Today is the first day of hurricane season, but it may also mark the last day of a hardening reinsurance market.

While market discipline was very impressive in January, it has started to wobble in May. A month ago, I would have said pricing would remain flat to up next January absent a completely quiet hurricane season.

Now, I expect pricing will be down in January unless we have an above average loss year. What changed? Three large reinsurers decided to pursue market share.

The Terrible Trio?

If I told you some months back, there would be three reinsurers who lost their discipline, I bet most of you would have guessed Swiss, Munich, and Hannover.

Not this time. Instead, it was Berkshire, Ren Re, and Everest! Never would have seen that coming.

As a brief recap, for those not up with reinsurance news, Berkshire expanded its cat appetite generally to peak levels including writing a $1B cover for Citizens in Florida. Ren bought Validus from AIG at a multiple above recent transactions, while Everest raised $1.5B of capital to grow, after spending prior years reducing its interest in cat.

Now, these are pretty smart companies. They’re all telling you it is better to deploy capacity now than wait to see what next year brings. You can figure out for yourself what that means or keep reading and I’ll explain.

Reinsurers Rescue Florida

While Florida still has plenty of insurance problems (especially if you are a homeowner trying to find cover), reinsurers came to the rescue as there was ample capacity for local Florida insurers.

Floridian insurers who have disclosed terms have been able to buy programs with fairly similar limits to last year and a similar level of rate increases.

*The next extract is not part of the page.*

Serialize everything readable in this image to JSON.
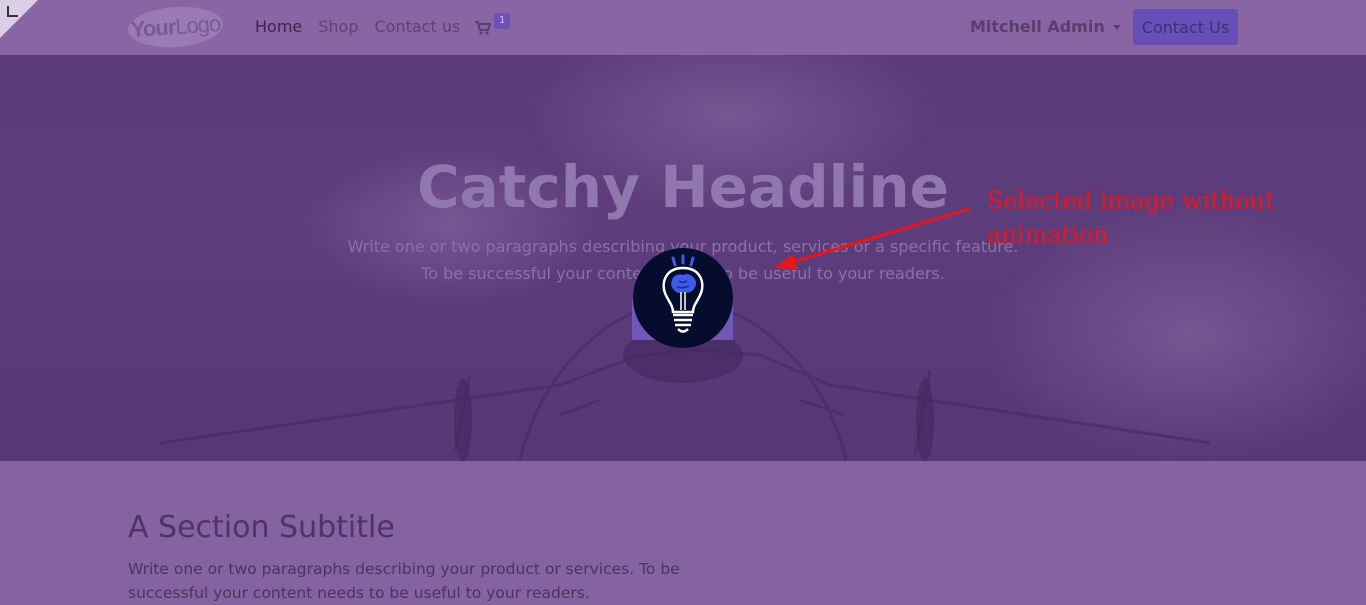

Why? Well part of the reason is Berkshire deployed $2B more of capital and Everest an additional $1.5B. While not every $ of this went to Florida, certainly a very large portion did.

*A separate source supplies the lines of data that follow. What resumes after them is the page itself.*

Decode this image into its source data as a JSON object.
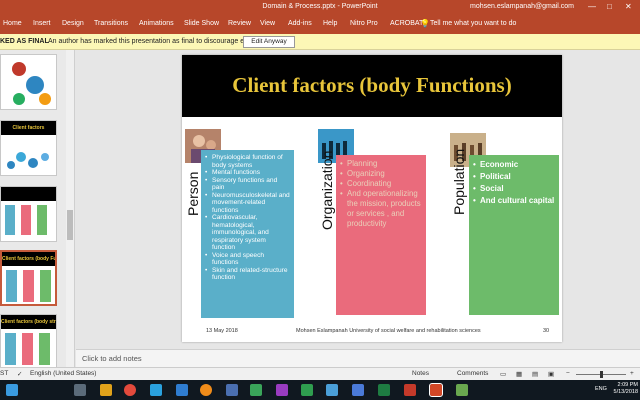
{
  "window": {
    "title": "Domain & Process.pptx - PowerPoint",
    "user": "mohsen.eslampanah@gmail.com",
    "controls": [
      "—",
      "□",
      "✕"
    ]
  },
  "ribbon": {
    "tabs": [
      "Home",
      "Insert",
      "Design",
      "Transitions",
      "Animations",
      "Slide Show",
      "Review",
      "View",
      "Add-ins",
      "Help",
      "Nitro Pro",
      "ACROBAT"
    ],
    "tell_me": "Tell me what you want to do"
  },
  "infobar": {
    "label": "KED AS FINAL",
    "message": "An author has marked this presentation as final to discourage editing.",
    "button": "Edit Anyway"
  },
  "thumbnails": [
    {
      "title": ""
    },
    {
      "title": "Client factors"
    },
    {
      "title": ""
    },
    {
      "title": "Client factors (body Functions)"
    },
    {
      "title": "Client factors (body structure)"
    }
  ],
  "slide": {
    "title": "Client factors (body Functions)",
    "columns": [
      {
        "label": "Person",
        "color": "#5aafc9",
        "items": [
          "Physiological function of body systems",
          "Mental functions",
          "Sensory functions and pain",
          "Neuromusculoskeletal and movement-related functions",
          "Cardiovascular, hematological, immunological, and respiratory system function",
          "Voice and speech functions",
          "Skin  and related-structure function"
        ]
      },
      {
        "label": "Organization",
        "color": "#ea6b7c",
        "items": [
          "Planning",
          "Organizing",
          "Coordinating",
          "And operationalizing the mission, products or services , and productivity"
        ]
      },
      {
        "label": "Population",
        "color": "#6dbb6a",
        "items": [
          "Economic",
          "Political",
          "Social",
          "And cultural capital"
        ]
      }
    ],
    "footer": {
      "date": "13 May 2018",
      "author": "Mohsen Eslampanah University of social welfare and rehabilitation sciences",
      "number": "30"
    }
  },
  "notes": {
    "placeholder": "Click to add notes"
  },
  "statusbar": {
    "slide": "ST",
    "language": "English (United States)",
    "notes": "Notes",
    "comments": "Comments"
  },
  "taskbar": {
    "language": "ENG",
    "time": "2:09 PM",
    "date": "5/13/2018"
  }
}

This seems like a very odd decision. While returns are high in Florida, if there is another big loss, many insurers will go away and will not be able to renew with you next year. Even if they survive, they will not be able to afford another rate increase.

If the global market were expected to remain hard into next year, wouldn’t one lower exposure to Florida and instead grow in diversifying zones with healthier clients???

The decision to not just grow in Florida, but put extra chips there is perplexing. It only makes sense if you think this is the peak of the market and you want to go all in.

The only other explanation I have is you are betting there will be no Florida losses and you effectively come off risk at YE and can recycle the capital at 1/1 globally. That is a really dangerous game though and more gambling than maximizing expected returns.

What Validus Tells You About Ren

M&A during a hard market is unusual. There are enough organic opportunities that it doesn’t make sense to buy something instead, especially when you have to pay a premium.

Mergers tend to come at the end of hard markets when the growth opportunity is over and it is time to rationalize capital before prices fall too far.

So Ren’s decision to buy a property they did not need tells you they think we are at the end of the hard market. Otherwise, they would have found plenty of opportunities to deploy capital organically.

Clearly, the market would have tolerated an offensive capital raise for organic growth given they haven’t done one in 20+ years. If Everest could raise $1.5B, Ren certainly could have raised more.

Also, don’t forget Ren has other capital raising options such as DaVinci which is highly accretive in a hard market. I have a hard time believing the Validus portfolio will generate better returns than what Ren could have produced by asking the DaVinci investors to put more money in.

While buying Validus doesn’t necessarily add capacity to the market (while Ren grows, AIG shrinks), Ren is telling you that they think existing Validus business has better pricing than Ren, with their superior reputation and distribution, could get in the open market.

I don’t know what to call that other than a bearish signal.

The Patience of the Europeans

So far, the big Euro reinsurers are taking this news in stride. Of course, they have only had days to digest it. What will happen once they do?

The big question for me is do they start breaking ranks at 7/1 or will they last until January?

Their discipline so far has likely been somewhat mandatory due to the drag on their investment portfolios last year. But as this pressure dissipates and competitors keep growing, I think we all know they will cave and send rates lower.

When The Wind Blows

Of course, all of this is very subject to what happens with the wind this summer. If there are no major landfalling hurricanes, price pressure will be greater. If there is another Ian or Irma, things will get even harder.

That much is obvious. The question is what happens in the middle? Let’s say we get a $20B storm and the worldwide full year cat losses are average or slightly below?

This takes me back to my original prediction. A month ago I would have said rates would still be up at 1/1 in that scenario, maybe another 10% or so.

Now? I’d say a medium season is down 10% for 1/1. If it’s a truly light year? Maybe down 15-20%. The capital raises aren’t going to end with the three we just had. The “window” is open. Bankers surely are working 25 hour days. The frenzy likely has just begun. It was fun while it lasted.